Red Dagger had a female companion in Lucky Charm. With the same format and published for the same length of time, it reprinted reformatted stories from Thomson’s girls comics and like Red Dagger its covers were often painted by Ian Kennedy. It contained stories like Trudy Ten Legs – “The Story Of An Out Cast Show Jumper”, Nellie-Never-Give-In “On the Long Hard Road to Wimbledon”, and even Out To Ruin St Roslyn’s – “A Cripple Girl With A Bitter Grudge”.
Adapting Comic Art
Examples of how comic strip art originally published in weekly titles such as Warlord was converted for use in Red Dagger
THE SNIPER – RED DAGGER #4
“The Sniper” story reprinted in Red Dagger was drawn by Spanish artist Carlos Cruz. To turn the weekly strip, which was originally published in Warlord in late 1977, into a single Red Dagger strip the Sniper logo and initial text box had to be removed from each weekly title page. This was typical of the changes required for Red Dagger.
You can see below How the first page of the “Sniper” strip from Warlord 171 was adapted for Red Dagger Issue 4. This kind of work would usually be done in house, not by the original artist.
The first page featured above is from Warlord issue 171 dated 31st December 1977 and the second is page 61 of Red Dagger Issue Four. With the logo removed there is a gap of about a quarter of the page that needed to be filled. This has been done by expanding the art work. In the splash panel the Greek house loses its corrugated roof and gains an extra storey, the ground gains a weed and we see more of Colonel Ahlers’ holster and his subordinate’s boots. In the bottom left panel Kelly, who appears to originally have had his left hand on his belt gains his sniper rifle, albeit held in a very unbalanced position, whilst the final panel simply expands the roadway that the telephone pole is beside.

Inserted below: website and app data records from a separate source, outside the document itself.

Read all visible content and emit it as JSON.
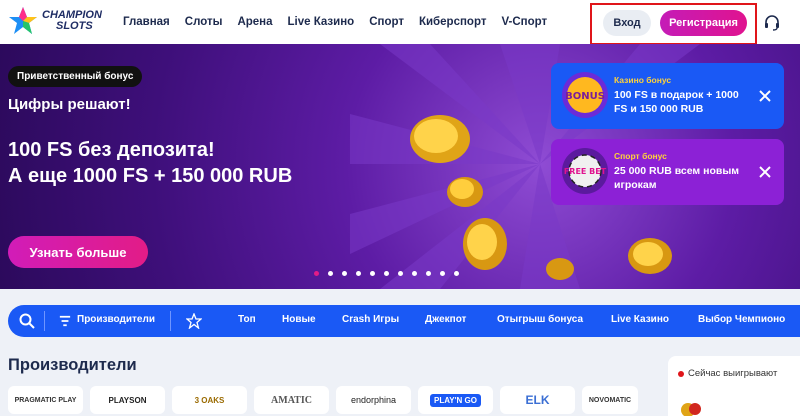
{
  "header": {
    "logo_line1": "CHAMPION",
    "logo_line2": "SLOTS",
    "nav": [
      "Главная",
      "Слоты",
      "Арена",
      "Live Казино",
      "Спорт",
      "Киберспорт",
      "V-Спорт"
    ],
    "login_label": "Вход",
    "register_label": "Регистрация",
    "support_icon": "headset-icon"
  },
  "hero": {
    "badge": "Приветственный бонус",
    "subtitle": "Цифры решают!",
    "title_line1": "100 FS без депозита!",
    "title_line2": "А еще 1000 FS + 150 000 RUB",
    "cta_label": "Узнать больше",
    "slides_total": 11,
    "active_slide": 1
  },
  "cards": [
    {
      "label": "Казино бонус",
      "text": "100 FS в подарок + 1000 FS и 150 000 RUB",
      "badge_text": "BONUS"
    },
    {
      "label": "Спорт бонус",
      "text": "25 000 RUB всем новым игрокам",
      "badge_text": "FREE BET"
    }
  ],
  "filter_bar": {
    "providers_label": "Производители",
    "tabs": [
      "Топ",
      "Новые",
      "Crash Игры",
      "Джекпот",
      "Отыгрыш бонуса",
      "Live Казино",
      "Выбор Чемпионо"
    ]
  },
  "providers": {
    "title": "Производители",
    "items": [
      "PRAGMATIC PLAY",
      "PLAYSON",
      "3 OAKS",
      "AMATIC",
      "endorphina",
      "PLAY'N GO",
      "ELK",
      "NOVOMATIC"
    ]
  },
  "winners": {
    "label": "Сейчас выигрывают"
  },
  "colors": {
    "accent_blue": "#1a59f5",
    "accent_pink": "#e0138f",
    "hero_purple": "#5d1ca5",
    "sport_card": "#8c21d6"
  }
}
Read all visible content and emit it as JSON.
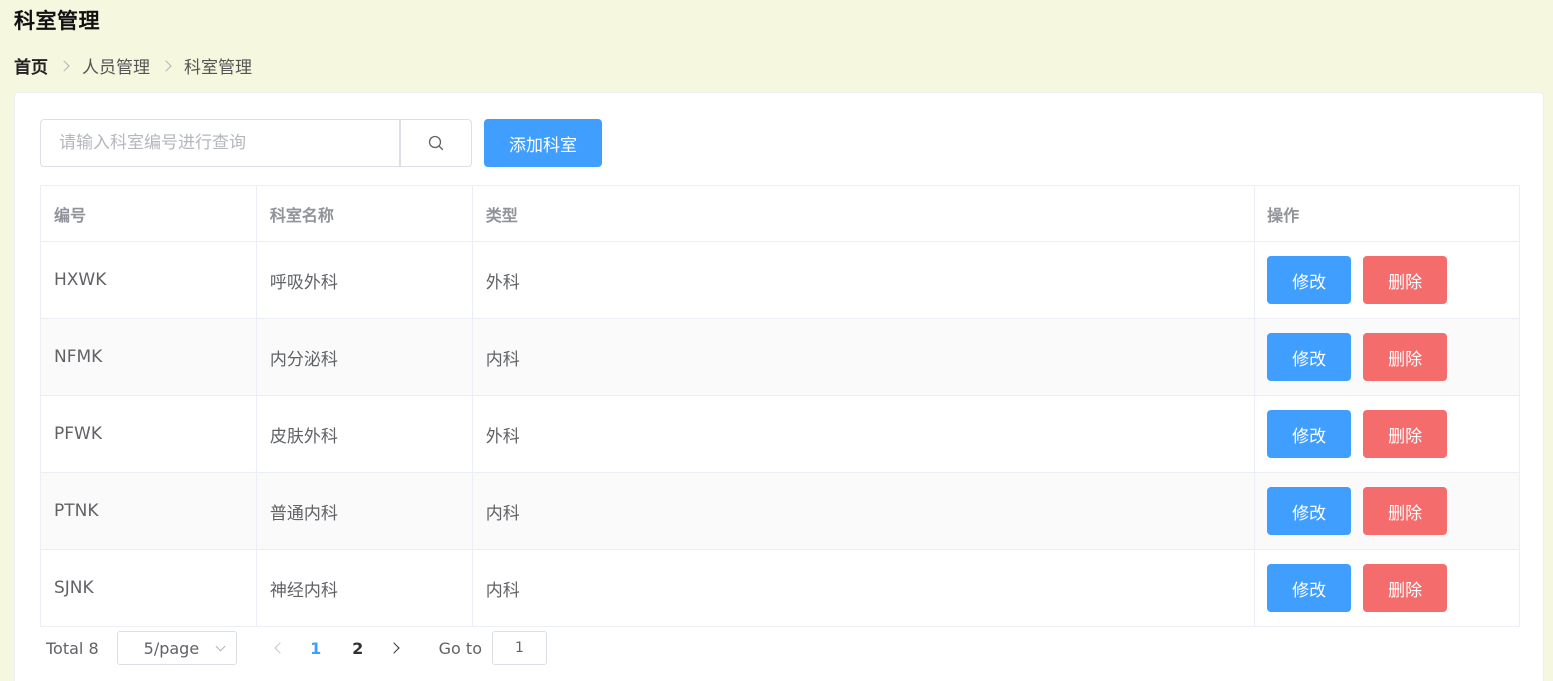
{
  "page": {
    "title": "科室管理"
  },
  "breadcrumb": [
    "首页",
    "人员管理",
    "科室管理"
  ],
  "toolbar": {
    "search_placeholder": "请输入科室编号进行查询",
    "search_icon": "search-icon",
    "add_label": "添加科室"
  },
  "table": {
    "headers": [
      "编号",
      "科室名称",
      "类型",
      "操作"
    ],
    "rows": [
      {
        "id": "HXWK",
        "name": "呼吸外科",
        "type": "外科"
      },
      {
        "id": "NFMK",
        "name": "内分泌科",
        "type": "内科"
      },
      {
        "id": "PFWK",
        "name": "皮肤外科",
        "type": "外科"
      },
      {
        "id": "PTNK",
        "name": "普通内科",
        "type": "内科"
      },
      {
        "id": "SJNK",
        "name": "神经内科",
        "type": "内科"
      }
    ],
    "edit_label": "修改",
    "delete_label": "删除"
  },
  "pagination": {
    "total_label": "Total 8",
    "page_size": "5/page",
    "pages": [
      "1",
      "2"
    ],
    "current_page": "1",
    "goto_label": "Go to",
    "goto_value": "1"
  },
  "colors": {
    "background": "#f5f7df",
    "primary": "#409eff",
    "danger": "#f56c6c"
  }
}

RED DAGGER ISSUE 20: BLACK SAPPER
“The Black Sapper” proved a different challenge as the strip drawn by British artist Terry Patrick in 1971 had been used on the front cover of Hotspur. The cover splash pages from “Black Sapper” are unique amongst the stories reprinted in Red Dagger and make it much more obvious throughout the issue were each week’s episode started.
The first page is the cover to The Hotspur Issue 622 from 18 September 1971 and the second picture is Page 59 of Issue 20 of Red Dagger. Britain has been invaded by the oriental Khansus and the Black Sapper stands beside “his amazing, atomic-powered machine, the Worm” with General Mac Challenger of the British Resistance, discussing the fleet of Khansu military aircraft bringing reinforcements to a battle-scarred London. Here the art is extended in the foreground of the scene by simply adding more rubble whilst the two main aircraft are moved upwards and extra planes are added in the gaps that have been left. The colour was not an problem as Patrick’s original art was in black and white and the page only coloured during production work on Hotspur.

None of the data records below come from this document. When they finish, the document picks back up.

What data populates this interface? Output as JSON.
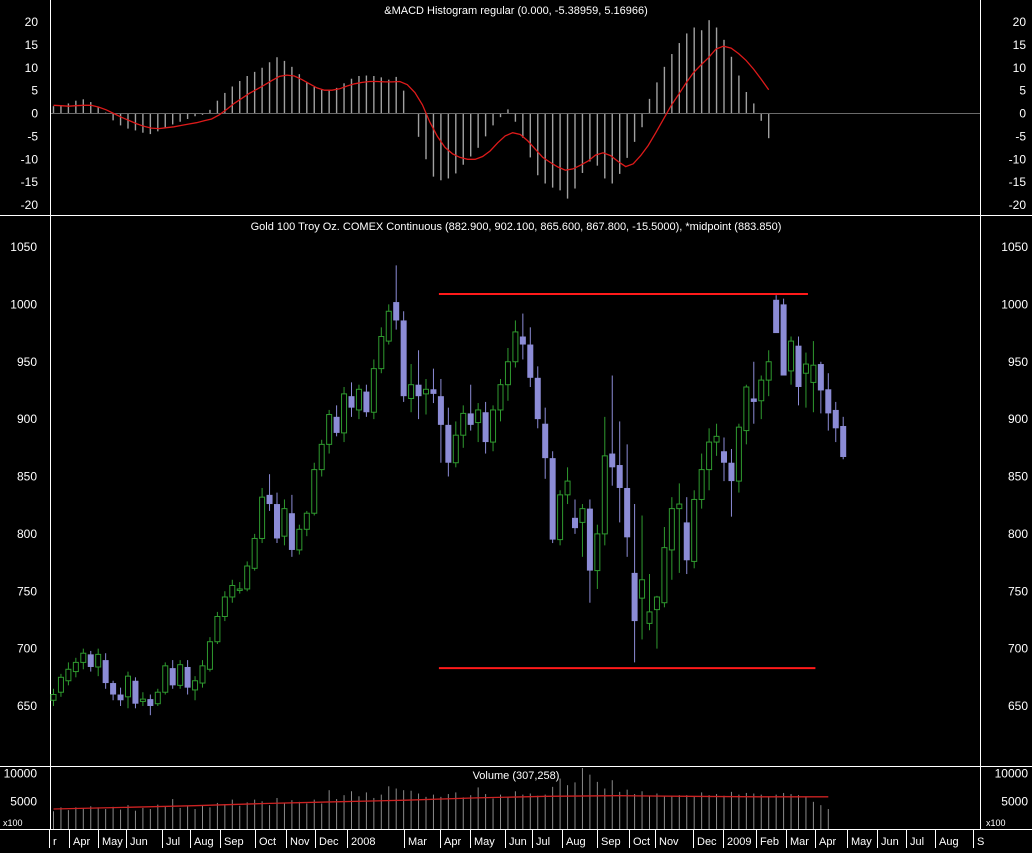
{
  "panels": {
    "macd": {
      "title": "&MACD Histogram regular (0.000, -5.38959, 5.16966)",
      "yticks": [
        "20",
        "15",
        "10",
        "5",
        "0",
        "-5",
        "-10",
        "-15",
        "-20"
      ]
    },
    "price": {
      "title": "Gold 100 Troy Oz. COMEX Continuous (882.900, 902.100, 865.600, 867.800, -15.5000), *midpoint (883.850)",
      "yticks": [
        "1050",
        "1000",
        "950",
        "900",
        "850",
        "800",
        "750",
        "700",
        "650"
      ]
    },
    "volume": {
      "title": "Volume (307,258)",
      "yticks": [
        "10000",
        "5000"
      ],
      "multiplier_label": "x100"
    }
  },
  "x_axis_labels": [
    "r",
    "Apr",
    "May",
    "Jun",
    "Jul",
    "Aug",
    "Sep",
    "Oct",
    "Nov",
    "Dec",
    "2008",
    "Mar",
    "Apr",
    "May",
    "Jun",
    "Jul",
    "Aug",
    "Sep",
    "Oct",
    "Nov",
    "Dec",
    "2009",
    "Feb",
    "Mar",
    "Apr",
    "May",
    "Jun",
    "Jul",
    "Aug",
    "S"
  ],
  "colors": {
    "background": "#000000",
    "up_candle": "#2f9a2f",
    "down_candle": "#8c8cd6",
    "resistance_support": "#ff1a1a",
    "macd_signal": "#dd1a1a",
    "histogram": "#a0a0a0",
    "volume_bars": "#8a8a8a",
    "volume_average": "#cc2222",
    "axis_text": "#ffffff"
  },
  "chart_data": [
    {
      "type": "bar",
      "title": "&MACD Histogram regular (0.000, -5.38959, 5.16966)",
      "ylim": [
        -21,
        22
      ],
      "grid": false,
      "series": [
        {
          "kind": "histogram",
          "values": [
            1.6,
            1.8,
            2.2,
            2.8,
            3.1,
            2.5,
            1.5,
            0.2,
            -1.5,
            -2.6,
            -3.3,
            -3.7,
            -4.2,
            -4.5,
            -3.9,
            -3.1,
            -2.4,
            -1.8,
            -1.2,
            -0.6,
            -0.3,
            0.8,
            2.8,
            4.5,
            5.9,
            7.1,
            8.2,
            9.1,
            10.0,
            11.2,
            12.3,
            11.5,
            10.2,
            8.6,
            6.9,
            5.8,
            5.2,
            5.1,
            5.6,
            6.6,
            7.6,
            8.2,
            8.3,
            8.2,
            7.9,
            7.4,
            8.0,
            5.0,
            0.1,
            -5.1,
            -10.0,
            -13.8,
            -14.6,
            -14.2,
            -13.1,
            -11.2,
            -9.4,
            -7.5,
            -5.0,
            -2.6,
            -0.8,
            0.9,
            -1.8,
            -5.3,
            -9.6,
            -13.5,
            -15.3,
            -16.2,
            -16.8,
            -18.6,
            -16.4,
            -13.0,
            -10.5,
            -11.4,
            -14.2,
            -15.3,
            -13.2,
            -9.7,
            -6.2,
            -3.0,
            3.2,
            6.8,
            10.2,
            13.0,
            15.4,
            17.5,
            18.8,
            18.2,
            20.4,
            18.8,
            16.1,
            12.4,
            8.3,
            4.7,
            2.2,
            -1.6,
            -5.4
          ]
        },
        {
          "kind": "signal",
          "values": [
            1.8,
            1.7,
            1.6,
            1.7,
            1.8,
            1.8,
            1.4,
            0.8,
            0.0,
            -0.8,
            -1.5,
            -2.2,
            -2.8,
            -3.2,
            -3.3,
            -3.1,
            -2.9,
            -2.6,
            -2.3,
            -2.0,
            -1.6,
            -1.2,
            -0.3,
            0.9,
            2.2,
            3.3,
            4.4,
            5.3,
            6.2,
            7.2,
            8.1,
            8.4,
            8.2,
            7.4,
            6.5,
            5.6,
            5.1,
            5.1,
            5.4,
            6.0,
            6.5,
            6.8,
            7.0,
            7.0,
            6.9,
            6.9,
            7.0,
            6.3,
            4.6,
            1.9,
            -1.9,
            -5.0,
            -7.4,
            -8.8,
            -9.6,
            -10.0,
            -10.0,
            -9.4,
            -8.2,
            -6.4,
            -4.9,
            -4.2,
            -4.6,
            -6.0,
            -7.8,
            -9.6,
            -10.7,
            -11.7,
            -12.4,
            -12.1,
            -11.3,
            -10.4,
            -9.1,
            -8.6,
            -9.2,
            -10.5,
            -11.6,
            -11.0,
            -9.2,
            -7.0,
            -4.2,
            -1.3,
            1.6,
            4.1,
            6.6,
            8.9,
            10.6,
            12.2,
            14.1,
            14.7,
            14.3,
            13.1,
            11.6,
            9.7,
            7.5,
            5.2
          ]
        }
      ]
    },
    {
      "type": "candlestick",
      "title": "Gold 100 Troy Oz. COMEX Continuous (882.900, 902.100, 865.600, 867.800, -15.5000), *midpoint (883.850)",
      "ylim": [
        618,
        1068
      ],
      "grid": false,
      "x_labels": [
        "r",
        "Apr",
        "May",
        "Jun",
        "Jul",
        "Aug",
        "Sep",
        "Oct",
        "Nov",
        "Dec",
        "2008",
        "Mar",
        "Apr",
        "May",
        "Jun",
        "Jul",
        "Aug",
        "Sep",
        "Oct",
        "Nov",
        "Dec",
        "2009",
        "Feb",
        "Mar",
        "Apr",
        "May",
        "Jun",
        "Jul",
        "Aug",
        "S"
      ],
      "ohlc": [
        [
          655,
          665,
          650,
          660
        ],
        [
          662,
          678,
          658,
          675
        ],
        [
          672,
          688,
          668,
          682
        ],
        [
          680,
          692,
          675,
          688
        ],
        [
          688,
          700,
          682,
          696
        ],
        [
          695,
          698,
          680,
          684
        ],
        [
          684,
          700,
          676,
          695
        ],
        [
          690,
          696,
          665,
          670
        ],
        [
          670,
          672,
          655,
          660
        ],
        [
          660,
          666,
          650,
          655
        ],
        [
          658,
          680,
          648,
          676
        ],
        [
          672,
          675,
          648,
          652
        ],
        [
          654,
          662,
          650,
          656
        ],
        [
          656,
          660,
          642,
          650
        ],
        [
          652,
          665,
          650,
          662
        ],
        [
          662,
          688,
          660,
          685
        ],
        [
          683,
          690,
          665,
          668
        ],
        [
          668,
          690,
          665,
          686
        ],
        [
          684,
          690,
          660,
          666
        ],
        [
          664,
          676,
          655,
          672
        ],
        [
          670,
          690,
          666,
          685
        ],
        [
          682,
          710,
          680,
          706
        ],
        [
          706,
          732,
          704,
          728
        ],
        [
          728,
          750,
          724,
          745
        ],
        [
          745,
          760,
          740,
          755
        ],
        [
          752,
          758,
          748,
          752
        ],
        [
          752,
          776,
          750,
          772
        ],
        [
          770,
          800,
          768,
          796
        ],
        [
          796,
          840,
          792,
          832
        ],
        [
          834,
          852,
          820,
          826
        ],
        [
          826,
          836,
          792,
          796
        ],
        [
          798,
          830,
          790,
          822
        ],
        [
          818,
          834,
          780,
          786
        ],
        [
          786,
          808,
          782,
          804
        ],
        [
          804,
          820,
          798,
          818
        ],
        [
          818,
          862,
          816,
          856
        ],
        [
          856,
          882,
          850,
          878
        ],
        [
          878,
          908,
          870,
          904
        ],
        [
          902,
          912,
          885,
          888
        ],
        [
          888,
          928,
          880,
          922
        ],
        [
          920,
          932,
          902,
          910
        ],
        [
          908,
          930,
          900,
          926
        ],
        [
          924,
          930,
          902,
          906
        ],
        [
          906,
          952,
          900,
          944
        ],
        [
          944,
          980,
          940,
          972
        ],
        [
          968,
          1000,
          965,
          994
        ],
        [
          1002,
          1034,
          978,
          986
        ],
        [
          986,
          994,
          915,
          920
        ],
        [
          918,
          948,
          906,
          930
        ],
        [
          930,
          960,
          900,
          920
        ],
        [
          922,
          935,
          904,
          926
        ],
        [
          926,
          944,
          914,
          922
        ],
        [
          920,
          935,
          862,
          895
        ],
        [
          895,
          910,
          850,
          862
        ],
        [
          862,
          898,
          858,
          886
        ],
        [
          886,
          912,
          875,
          905
        ],
        [
          905,
          930,
          890,
          895
        ],
        [
          897,
          914,
          880,
          908
        ],
        [
          906,
          915,
          870,
          880
        ],
        [
          880,
          912,
          872,
          908
        ],
        [
          908,
          935,
          898,
          930
        ],
        [
          930,
          962,
          916,
          950
        ],
        [
          950,
          986,
          945,
          976
        ],
        [
          972,
          992,
          952,
          965
        ],
        [
          965,
          980,
          928,
          936
        ],
        [
          936,
          946,
          892,
          900
        ],
        [
          896,
          910,
          848,
          866
        ],
        [
          866,
          872,
          792,
          795
        ],
        [
          795,
          838,
          790,
          834
        ],
        [
          834,
          858,
          826,
          846
        ],
        [
          814,
          830,
          800,
          805
        ],
        [
          810,
          826,
          780,
          822
        ],
        [
          822,
          830,
          740,
          768
        ],
        [
          768,
          808,
          752,
          800
        ],
        [
          800,
          902,
          790,
          868
        ],
        [
          870,
          938,
          842,
          858
        ],
        [
          860,
          898,
          810,
          840
        ],
        [
          840,
          878,
          780,
          797
        ],
        [
          766,
          826,
          688,
          724
        ],
        [
          744,
          816,
          708,
          760
        ],
        [
          722,
          765,
          716,
          732
        ],
        [
          734,
          746,
          700,
          745
        ],
        [
          740,
          806,
          736,
          788
        ],
        [
          786,
          832,
          760,
          822
        ],
        [
          822,
          844,
          766,
          826
        ],
        [
          810,
          832,
          765,
          777
        ],
        [
          776,
          838,
          770,
          830
        ],
        [
          830,
          870,
          822,
          856
        ],
        [
          856,
          892,
          838,
          880
        ],
        [
          880,
          896,
          868,
          885
        ],
        [
          872,
          884,
          846,
          862
        ],
        [
          862,
          874,
          815,
          846
        ],
        [
          846,
          896,
          836,
          893
        ],
        [
          890,
          930,
          878,
          928
        ],
        [
          918,
          950,
          896,
          915
        ],
        [
          916,
          938,
          900,
          934
        ],
        [
          934,
          960,
          920,
          950
        ],
        [
          1004,
          1008,
          978,
          975
        ],
        [
          1000,
          1005,
          940,
          938
        ],
        [
          942,
          972,
          930,
          968
        ],
        [
          964,
          972,
          912,
          928
        ],
        [
          940,
          958,
          910,
          948
        ],
        [
          932,
          968,
          906,
          947
        ],
        [
          948,
          950,
          905,
          925
        ],
        [
          926,
          940,
          890,
          905
        ],
        [
          908,
          915,
          880,
          892
        ],
        [
          894,
          902,
          865,
          867
        ]
      ],
      "annotations": [
        {
          "kind": "resistance_line",
          "value": 1009,
          "from_bar": 52,
          "to_bar": 101
        },
        {
          "kind": "support_line",
          "value": 683,
          "from_bar": 52,
          "to_bar": 102
        }
      ]
    },
    {
      "type": "bar",
      "title": "Volume (307,258)",
      "ylim": [
        0,
        11000
      ],
      "unit": "x100",
      "series": [
        {
          "kind": "volume",
          "values": [
            3200,
            3900,
            3400,
            3900,
            3700,
            4100,
            3900,
            3600,
            4000,
            3500,
            4300,
            3300,
            3800,
            3600,
            4400,
            4000,
            5400,
            3800,
            4200,
            3600,
            4300,
            3900,
            4700,
            4500,
            5300,
            4200,
            4800,
            5300,
            5000,
            4300,
            5600,
            4700,
            5200,
            4900,
            4600,
            5300,
            4600,
            7000,
            5400,
            6100,
            6800,
            5900,
            6600,
            5600,
            6200,
            7700,
            7300,
            7000,
            6900,
            6400,
            5800,
            6200,
            5800,
            6300,
            6600,
            5700,
            6100,
            7500,
            6300,
            5500,
            6200,
            5700,
            6800,
            6200,
            6400,
            6000,
            6200,
            7600,
            9100,
            7900,
            8400,
            11000,
            9800,
            8500,
            7300,
            8800,
            6700,
            7100,
            6300,
            6800,
            5900,
            6400,
            6000,
            5900,
            6100,
            6100,
            5800,
            6600,
            6100,
            6300,
            6000,
            6700,
            6200,
            6500,
            6400,
            6200,
            5900,
            6200,
            6500,
            6300,
            6100,
            5700,
            4900,
            4300,
            3600
          ]
        },
        {
          "kind": "average",
          "values": [
            3600,
            3900,
            4200,
            4600,
            4900,
            5200,
            5600,
            5900,
            6000,
            5900,
            5800,
            5800
          ]
        }
      ]
    }
  ]
}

While the additional art for Red Dagger as a whole was no doubt done in-house at DC Thomson, it rarely detracts from the plot. Without knowing the history of the story, the revised art would have passed by all but the most discerning reader.
• See also: Red Dagger – Issue by Issue
All artwork © DC Thomson